Questions Focus on Issues Relating to Education, Employment and Stigma
According to a recent survey, 74 percent of likely voters have a disability themselves or have a family member or a close friend with disabilities. Currently, there are 948,000 people with disabilities living in New York City. That includes people who are blind or deaf or have other visible conditions such as spinal cord injuries, as well as people with invisible disabilities including learning disabilities, mental health or Autism.
RespectAbility, a nonprofit nonpartisan organization that fights stigmas and advances opportunities for people with disabilities, is asking candidates to answer five key questions that impact the close to one-million people with disabilities in the greater Los Angeles metropolitan area. All responses in full will be reported in The RespectAbility Report, a nonpartisan political commentary on U.S. elections with a focus on disability issues and used in our New York City Disability Voter Guide. The RespectAbility Report is nonpartisan and does not endorse candidates. The questionnaire is for educational purposes.
Below are the questions for all NYC area candidates. Please limit each answer to no more than 250 words.
- EDUCATION AND SKILLS: There are more than 12,938 students with disabilities enrolled in New York City’s public schools. Of that number, 9,189 are Latinx students with disabilities who face additional barriers such as language differences, inadequate resources, economic disparities and racial discrimination. What will you do to ensure that more and more students with disabilities of all backgrounds receive the skills, resources and opportunities they need to succeed?
- JOBS AND INDEPENDENCE: There are 455,186 working-age people with disabilities in New York City and only 150,074 have jobs. What is your plan to support more job opportunities for people with disabilities across the NYC metropolitan area?

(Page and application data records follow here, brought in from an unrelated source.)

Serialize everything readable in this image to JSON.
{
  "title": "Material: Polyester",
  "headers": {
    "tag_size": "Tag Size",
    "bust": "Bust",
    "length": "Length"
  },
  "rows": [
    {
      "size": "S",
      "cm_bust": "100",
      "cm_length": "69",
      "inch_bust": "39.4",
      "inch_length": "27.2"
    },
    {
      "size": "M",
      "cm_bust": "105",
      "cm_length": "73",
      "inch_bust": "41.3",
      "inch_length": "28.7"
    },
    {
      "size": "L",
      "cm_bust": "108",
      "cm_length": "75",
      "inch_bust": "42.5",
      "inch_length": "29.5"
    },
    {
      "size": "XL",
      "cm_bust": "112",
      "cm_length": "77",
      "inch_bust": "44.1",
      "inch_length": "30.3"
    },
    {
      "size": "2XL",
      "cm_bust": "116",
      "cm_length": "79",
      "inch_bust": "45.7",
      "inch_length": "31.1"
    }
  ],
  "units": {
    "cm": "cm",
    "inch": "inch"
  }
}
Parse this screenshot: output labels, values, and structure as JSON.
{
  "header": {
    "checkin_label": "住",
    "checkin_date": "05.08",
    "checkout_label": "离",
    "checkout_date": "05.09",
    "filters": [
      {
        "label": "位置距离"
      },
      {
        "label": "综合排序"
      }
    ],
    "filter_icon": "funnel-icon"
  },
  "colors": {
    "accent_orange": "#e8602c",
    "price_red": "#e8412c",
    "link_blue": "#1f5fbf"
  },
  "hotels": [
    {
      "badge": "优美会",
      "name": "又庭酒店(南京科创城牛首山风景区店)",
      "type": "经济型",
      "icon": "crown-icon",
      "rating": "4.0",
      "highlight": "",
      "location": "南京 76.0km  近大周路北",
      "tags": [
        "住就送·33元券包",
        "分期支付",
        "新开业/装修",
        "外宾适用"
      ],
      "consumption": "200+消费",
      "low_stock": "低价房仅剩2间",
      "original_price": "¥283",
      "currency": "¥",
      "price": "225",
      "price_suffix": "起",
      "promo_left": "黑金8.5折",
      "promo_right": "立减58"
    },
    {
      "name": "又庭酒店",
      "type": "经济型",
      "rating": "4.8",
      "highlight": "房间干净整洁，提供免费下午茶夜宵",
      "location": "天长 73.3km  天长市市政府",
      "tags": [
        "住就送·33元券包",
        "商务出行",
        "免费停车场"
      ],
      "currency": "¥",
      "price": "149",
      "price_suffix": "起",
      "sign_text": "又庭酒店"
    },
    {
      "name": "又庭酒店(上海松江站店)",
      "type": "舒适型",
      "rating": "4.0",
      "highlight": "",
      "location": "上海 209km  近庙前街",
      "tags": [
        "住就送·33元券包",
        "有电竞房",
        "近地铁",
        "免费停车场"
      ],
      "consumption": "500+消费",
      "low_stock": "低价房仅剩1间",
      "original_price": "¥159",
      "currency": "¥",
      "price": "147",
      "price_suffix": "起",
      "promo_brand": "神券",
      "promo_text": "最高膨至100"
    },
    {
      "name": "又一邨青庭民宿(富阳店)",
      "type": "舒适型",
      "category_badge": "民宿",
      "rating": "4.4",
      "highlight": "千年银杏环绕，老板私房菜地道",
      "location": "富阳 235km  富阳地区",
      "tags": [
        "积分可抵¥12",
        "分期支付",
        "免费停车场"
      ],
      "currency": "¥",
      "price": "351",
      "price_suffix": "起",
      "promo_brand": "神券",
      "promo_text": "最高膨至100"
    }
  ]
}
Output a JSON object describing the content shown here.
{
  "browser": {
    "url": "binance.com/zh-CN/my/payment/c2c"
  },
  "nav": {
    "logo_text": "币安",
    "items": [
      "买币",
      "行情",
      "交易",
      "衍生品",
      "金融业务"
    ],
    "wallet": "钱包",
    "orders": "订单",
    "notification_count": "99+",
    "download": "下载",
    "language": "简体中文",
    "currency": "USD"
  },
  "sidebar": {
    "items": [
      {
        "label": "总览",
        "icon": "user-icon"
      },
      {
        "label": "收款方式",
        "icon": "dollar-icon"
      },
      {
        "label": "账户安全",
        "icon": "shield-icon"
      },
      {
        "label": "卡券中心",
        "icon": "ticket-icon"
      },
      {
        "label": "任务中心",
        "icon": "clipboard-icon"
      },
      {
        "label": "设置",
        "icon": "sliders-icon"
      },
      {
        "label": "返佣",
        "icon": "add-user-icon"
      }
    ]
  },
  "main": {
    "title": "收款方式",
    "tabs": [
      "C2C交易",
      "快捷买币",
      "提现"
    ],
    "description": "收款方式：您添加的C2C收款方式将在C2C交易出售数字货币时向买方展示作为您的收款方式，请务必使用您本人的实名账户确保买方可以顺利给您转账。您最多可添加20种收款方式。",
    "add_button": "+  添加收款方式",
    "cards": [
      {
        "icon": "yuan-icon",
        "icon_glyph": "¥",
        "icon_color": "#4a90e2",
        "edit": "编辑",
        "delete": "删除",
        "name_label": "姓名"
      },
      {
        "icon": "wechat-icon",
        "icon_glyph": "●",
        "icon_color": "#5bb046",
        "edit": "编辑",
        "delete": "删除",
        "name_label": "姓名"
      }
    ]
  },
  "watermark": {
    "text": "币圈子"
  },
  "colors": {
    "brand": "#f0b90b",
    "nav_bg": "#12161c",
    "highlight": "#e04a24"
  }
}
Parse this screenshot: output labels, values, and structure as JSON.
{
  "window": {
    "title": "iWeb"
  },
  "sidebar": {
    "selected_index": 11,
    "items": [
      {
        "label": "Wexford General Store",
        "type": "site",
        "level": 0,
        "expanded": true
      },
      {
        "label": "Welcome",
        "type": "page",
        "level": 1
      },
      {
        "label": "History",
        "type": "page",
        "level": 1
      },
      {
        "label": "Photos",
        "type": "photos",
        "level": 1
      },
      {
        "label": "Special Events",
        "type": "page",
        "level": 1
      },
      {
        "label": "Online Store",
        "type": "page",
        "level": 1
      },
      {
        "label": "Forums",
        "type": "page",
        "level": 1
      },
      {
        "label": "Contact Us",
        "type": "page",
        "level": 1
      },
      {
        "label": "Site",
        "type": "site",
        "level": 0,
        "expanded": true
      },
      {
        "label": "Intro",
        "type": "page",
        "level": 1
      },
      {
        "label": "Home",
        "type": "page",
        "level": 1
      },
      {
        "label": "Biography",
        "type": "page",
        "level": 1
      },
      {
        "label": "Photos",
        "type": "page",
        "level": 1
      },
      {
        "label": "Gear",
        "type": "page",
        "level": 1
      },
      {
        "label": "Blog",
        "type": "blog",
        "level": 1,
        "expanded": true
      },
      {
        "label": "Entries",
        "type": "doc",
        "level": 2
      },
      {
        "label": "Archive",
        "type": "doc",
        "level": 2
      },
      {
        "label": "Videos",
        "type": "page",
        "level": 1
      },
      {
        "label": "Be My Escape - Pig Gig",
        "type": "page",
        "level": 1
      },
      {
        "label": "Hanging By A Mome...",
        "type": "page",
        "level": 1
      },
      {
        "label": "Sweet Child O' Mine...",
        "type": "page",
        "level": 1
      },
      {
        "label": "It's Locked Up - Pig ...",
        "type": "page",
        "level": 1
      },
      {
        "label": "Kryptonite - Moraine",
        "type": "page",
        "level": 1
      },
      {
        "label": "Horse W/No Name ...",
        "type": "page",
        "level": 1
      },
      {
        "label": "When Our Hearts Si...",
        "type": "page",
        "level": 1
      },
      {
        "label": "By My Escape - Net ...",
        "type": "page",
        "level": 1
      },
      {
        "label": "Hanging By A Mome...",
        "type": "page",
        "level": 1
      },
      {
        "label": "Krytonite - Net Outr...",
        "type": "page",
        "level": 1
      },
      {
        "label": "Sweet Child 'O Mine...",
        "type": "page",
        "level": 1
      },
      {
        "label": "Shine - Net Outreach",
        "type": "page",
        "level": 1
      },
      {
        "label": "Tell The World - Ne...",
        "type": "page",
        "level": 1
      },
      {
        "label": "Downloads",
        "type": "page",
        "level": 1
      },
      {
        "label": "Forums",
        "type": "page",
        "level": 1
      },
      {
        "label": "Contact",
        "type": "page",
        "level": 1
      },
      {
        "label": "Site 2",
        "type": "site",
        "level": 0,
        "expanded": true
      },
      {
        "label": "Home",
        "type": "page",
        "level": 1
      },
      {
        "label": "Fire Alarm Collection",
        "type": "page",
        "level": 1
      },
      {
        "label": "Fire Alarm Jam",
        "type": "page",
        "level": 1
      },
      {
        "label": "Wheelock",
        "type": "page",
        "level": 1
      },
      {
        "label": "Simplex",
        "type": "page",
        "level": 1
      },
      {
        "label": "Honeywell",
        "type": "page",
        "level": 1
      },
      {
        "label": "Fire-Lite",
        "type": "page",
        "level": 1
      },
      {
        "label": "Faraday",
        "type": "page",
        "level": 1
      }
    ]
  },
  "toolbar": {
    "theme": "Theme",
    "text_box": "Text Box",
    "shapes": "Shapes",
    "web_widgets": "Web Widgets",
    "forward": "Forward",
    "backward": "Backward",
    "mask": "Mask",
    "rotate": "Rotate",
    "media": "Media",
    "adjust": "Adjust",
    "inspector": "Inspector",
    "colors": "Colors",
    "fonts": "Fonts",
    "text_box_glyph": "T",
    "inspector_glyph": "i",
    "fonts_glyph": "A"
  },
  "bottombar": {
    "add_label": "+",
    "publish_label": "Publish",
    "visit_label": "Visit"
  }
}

- DISABILITY AND GENDER: Poverty, especially in major metropolises like New York, disproportionately impact women and girls, especially those of color. In total, there are 251,089 working-age women with disabilities living in New York City. Out of that number, 111,236 New York women living with disabilities have an income below the poverty level in one of the most expensive cities in the world. Likewise, in the City, only 29 percent of working-age African American women with disabilities and 24 percent of working-age Latina women with disabilities have jobs. What can you do as an elected official to raise their voice, provide them opportunities and empower them with a better future?
- FIGHTING PREJUDICE: Media representation of minority communities is crucial to reducing discrimination, bias and stigma in our broad culture. What will you do to leverage the power of media/entertainment to fight stigmas and empower New Yorkers with disabilities to work in entertainment, just like anyone else?
- CIVIC ENGAGEMENT & EQUITY: People most directly affected by issues such as education, jobs, prejudice, homelessness, criminal justice, poverty and other issues deserves to have their voice, insights and experiences respected and utilized in finding and implementing solutions. People with disabilities are disproportionally impacted by these issues. As a public official, what will you do to ensure that New Yorkers with disabilities have “a seat at the table” for all major issues and can be part of solutions so that they and all others can have a better future?
Completed questionnaires should be sent to EricA@RespectAbility.org.